Task item: Each line of the records that holds "title" should be shown in full.

Input data:
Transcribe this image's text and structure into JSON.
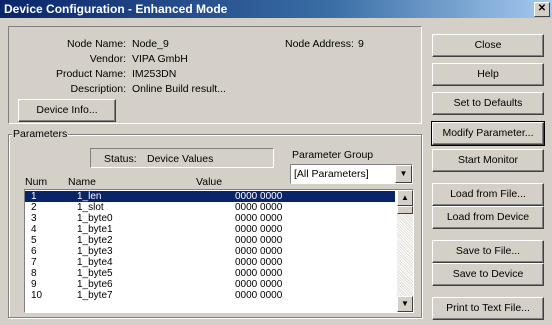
{
  "window": {
    "title": "Device Configuration - Enhanced Mode",
    "close_glyph": "✕"
  },
  "device": {
    "node_name_label": "Node Name:",
    "node_name": "Node_9",
    "vendor_label": "Vendor:",
    "vendor": "VIPA GmbH",
    "product_label": "Product Name:",
    "product": "IM253DN",
    "description_label": "Description:",
    "description": "Online Build result...",
    "node_address_label": "Node Address:",
    "node_address": "9",
    "info_button": "Device Info..."
  },
  "parameters": {
    "group_label": "Parameters",
    "status_label": "Status:",
    "status_value": "Device Values",
    "param_group_label": "Parameter Group",
    "param_group_value": "[All Parameters]",
    "columns": {
      "num": "Num",
      "name": "Name",
      "value": "Value"
    },
    "rows": [
      {
        "num": "1",
        "name": "1_len",
        "value": "0000 0000"
      },
      {
        "num": "2",
        "name": "1_slot",
        "value": "0000 0000"
      },
      {
        "num": "3",
        "name": "1_byte0",
        "value": "0000 0000"
      },
      {
        "num": "4",
        "name": "1_byte1",
        "value": "0000 0000"
      },
      {
        "num": "5",
        "name": "1_byte2",
        "value": "0000 0000"
      },
      {
        "num": "6",
        "name": "1_byte3",
        "value": "0000 0000"
      },
      {
        "num": "7",
        "name": "1_byte4",
        "value": "0000 0000"
      },
      {
        "num": "8",
        "name": "1_byte5",
        "value": "0000 0000"
      },
      {
        "num": "9",
        "name": "1_byte6",
        "value": "0000 0000"
      },
      {
        "num": "10",
        "name": "1_byte7",
        "value": "0000 0000"
      }
    ]
  },
  "buttons": {
    "close": "Close",
    "help": "Help",
    "set_defaults": "Set to Defaults",
    "modify": "Modify Parameter...",
    "start_monitor": "Start Monitor",
    "load_file": "Load from File...",
    "load_device": "Load from Device",
    "save_file": "Save to File...",
    "save_device": "Save to Device",
    "print": "Print to Text File..."
  }
}
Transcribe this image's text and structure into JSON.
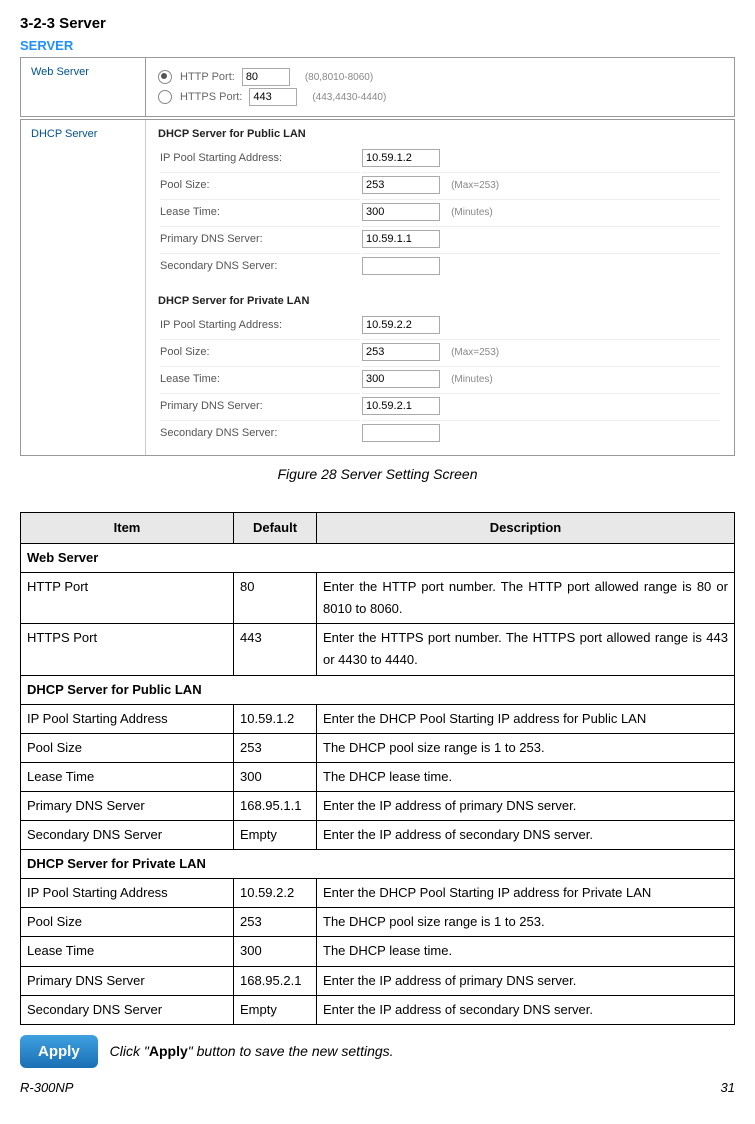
{
  "heading": "3-2-3    Server",
  "server_label": "SERVER",
  "webserver": {
    "title": "Web Server",
    "http_label": "HTTP Port:",
    "http_value": "80",
    "http_hint": "(80,8010-8060)",
    "https_label": "HTTPS Port:",
    "https_value": "443",
    "https_hint": "(443,4430-4440)"
  },
  "dhcp": {
    "title": "DHCP Server",
    "public": {
      "title": "DHCP Server for Public LAN",
      "fields": {
        "ip_label": "IP Pool Starting Address:",
        "ip_value": "10.59.1.2",
        "pool_label": "Pool Size:",
        "pool_value": "253",
        "pool_hint": "(Max=253)",
        "lease_label": "Lease Time:",
        "lease_value": "300",
        "lease_hint": "(Minutes)",
        "primary_label": "Primary DNS Server:",
        "primary_value": "10.59.1.1",
        "secondary_label": "Secondary DNS Server:",
        "secondary_value": ""
      }
    },
    "private": {
      "title": "DHCP Server for Private LAN",
      "fields": {
        "ip_label": "IP Pool Starting Address:",
        "ip_value": "10.59.2.2",
        "pool_label": "Pool Size:",
        "pool_value": "253",
        "pool_hint": "(Max=253)",
        "lease_label": "Lease Time:",
        "lease_value": "300",
        "lease_hint": "(Minutes)",
        "primary_label": "Primary DNS Server:",
        "primary_value": "10.59.2.1",
        "secondary_label": "Secondary DNS Server:",
        "secondary_value": ""
      }
    }
  },
  "caption": "Figure 28 Server Setting Screen",
  "table": {
    "headers": {
      "item": "Item",
      "default": "Default",
      "description": "Description"
    },
    "web_section": "Web Server",
    "rows_web": [
      {
        "item": "HTTP Port",
        "default": "80",
        "desc": "Enter the HTTP port number. The HTTP port allowed range is 80 or 8010 to 8060."
      },
      {
        "item": "HTTPS Port",
        "default": "443",
        "desc": "Enter the HTTPS port number. The HTTPS port allowed range is 443 or 4430 to 4440."
      }
    ],
    "public_section": "DHCP Server for Public LAN",
    "rows_public": [
      {
        "item": "IP Pool Starting Address",
        "default": "10.59.1.2",
        "desc": "Enter the DHCP Pool Starting IP address for Public LAN"
      },
      {
        "item": "Pool Size",
        "default": "253",
        "desc": "The DHCP pool size range is 1 to 253."
      },
      {
        "item": "Lease Time",
        "default": "300",
        "desc": "The DHCP lease time."
      },
      {
        "item": "Primary DNS Server",
        "default": "168.95.1.1",
        "desc": "Enter the IP address of primary DNS server."
      },
      {
        "item": "Secondary DNS Server",
        "default": "Empty",
        "desc": "Enter the IP address of secondary DNS server."
      }
    ],
    "private_section": "DHCP Server for Private LAN",
    "rows_private": [
      {
        "item": "IP Pool Starting Address",
        "default": "10.59.2.2",
        "desc": "Enter the DHCP Pool Starting IP address for Private LAN"
      },
      {
        "item": "Pool Size",
        "default": "253",
        "desc": "The DHCP pool size range is 1 to 253."
      },
      {
        "item": "Lease Time",
        "default": "300",
        "desc": "The DHCP lease time."
      },
      {
        "item": "Primary DNS Server",
        "default": "168.95.2.1",
        "desc": "Enter the IP address of primary DNS server."
      },
      {
        "item": "Secondary DNS Server",
        "default": "Empty",
        "desc": "Enter the IP address of secondary DNS server."
      }
    ]
  },
  "apply": {
    "button": "Apply",
    "text_prefix": "Click \"",
    "text_bold": "Apply",
    "text_suffix": "\" button to save the new settings."
  },
  "footer": {
    "left": "R-300NP",
    "right": "31"
  }
}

Result of this exercise:
    "title": "Device Configuration - Enhanced Mode",
    "title": "Web Server",
    "title": "DHCP Server",
      "title": "DHCP Server for Public LAN",
      "title": "DHCP Server for Private LAN",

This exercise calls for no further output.